Keep every line in which "生产厂家" occurs and drop the rest of the data.

(Dataset rows for apps and sites)
[Start of Attachment]

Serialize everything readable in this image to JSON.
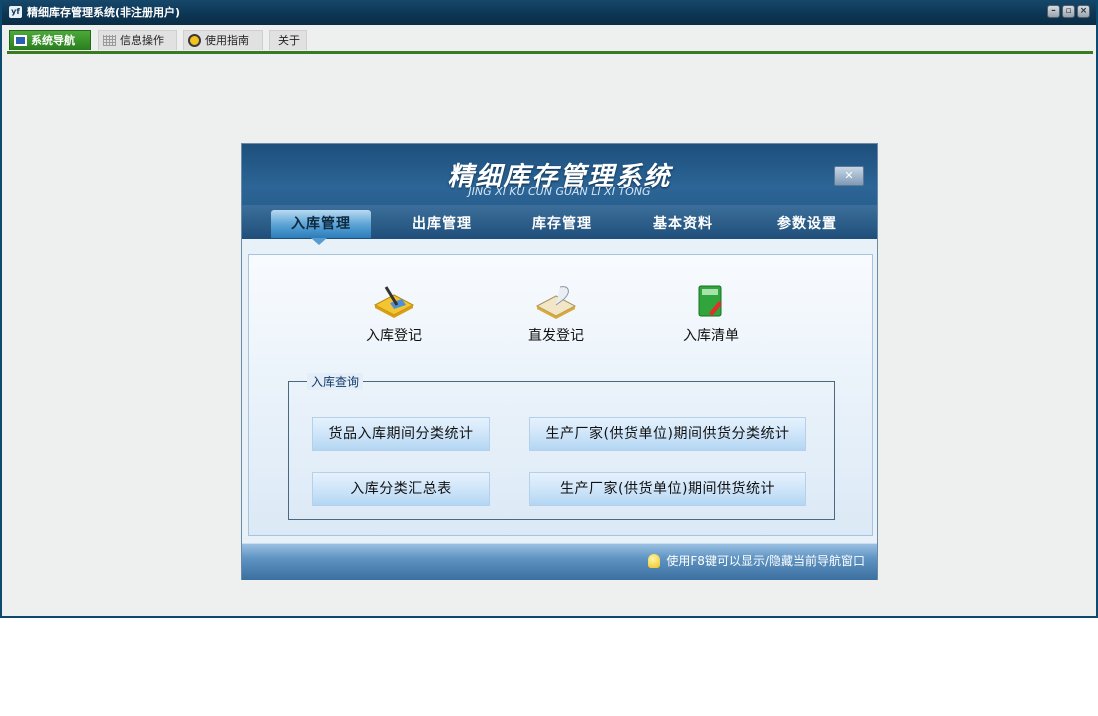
{
  "window": {
    "title": "精细库存管理系统(非注册用户)",
    "app_icon": "yf",
    "controls": [
      "minimize-icon",
      "restore-icon",
      "close-icon"
    ]
  },
  "top_tabs": [
    {
      "label": "系统导航",
      "icon": "monitor-icon",
      "active": true
    },
    {
      "label": "信息操作",
      "icon": "grid-icon",
      "active": false
    },
    {
      "label": "使用指南",
      "icon": "clock-icon",
      "active": false
    },
    {
      "label": "关于",
      "icon": "",
      "active": false
    }
  ],
  "panel": {
    "title": "精细库存管理系统",
    "subtitle": "JING XI KU CUN GUAN  LI XI TONG",
    "close_label": "✕",
    "tabs": [
      "入库管理",
      "出库管理",
      "库存管理",
      "基本资料",
      "参数设置"
    ],
    "active_tab": "入库管理",
    "features": [
      {
        "label": "入库登记",
        "icon": "pen-and-notebook-icon"
      },
      {
        "label": "直发登记",
        "icon": "book-and-quill-icon"
      },
      {
        "label": "入库清单",
        "icon": "green-notebook-icon"
      }
    ],
    "query_group": {
      "title": "入库查询",
      "buttons": [
        "货品入库期间分类统计",
        "生产厂家(供货单位)期间供货分类统计",
        "入库分类汇总表",
        "生产厂家(供货单位)期间供货统计"
      ]
    },
    "footer_hint": "使用F8键可以显示/隐藏当前导航窗口"
  },
  "colors": {
    "titlebar": "#0d3553",
    "active_tab": "#3a8d2a",
    "panel_header": "#2c6596",
    "nav_active": "#5ea5d6"
  }
}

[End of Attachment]

- Solution
        "生产厂家(供货单位)期间供货分类统计",
        "生产厂家(供货单位)期间供货统计"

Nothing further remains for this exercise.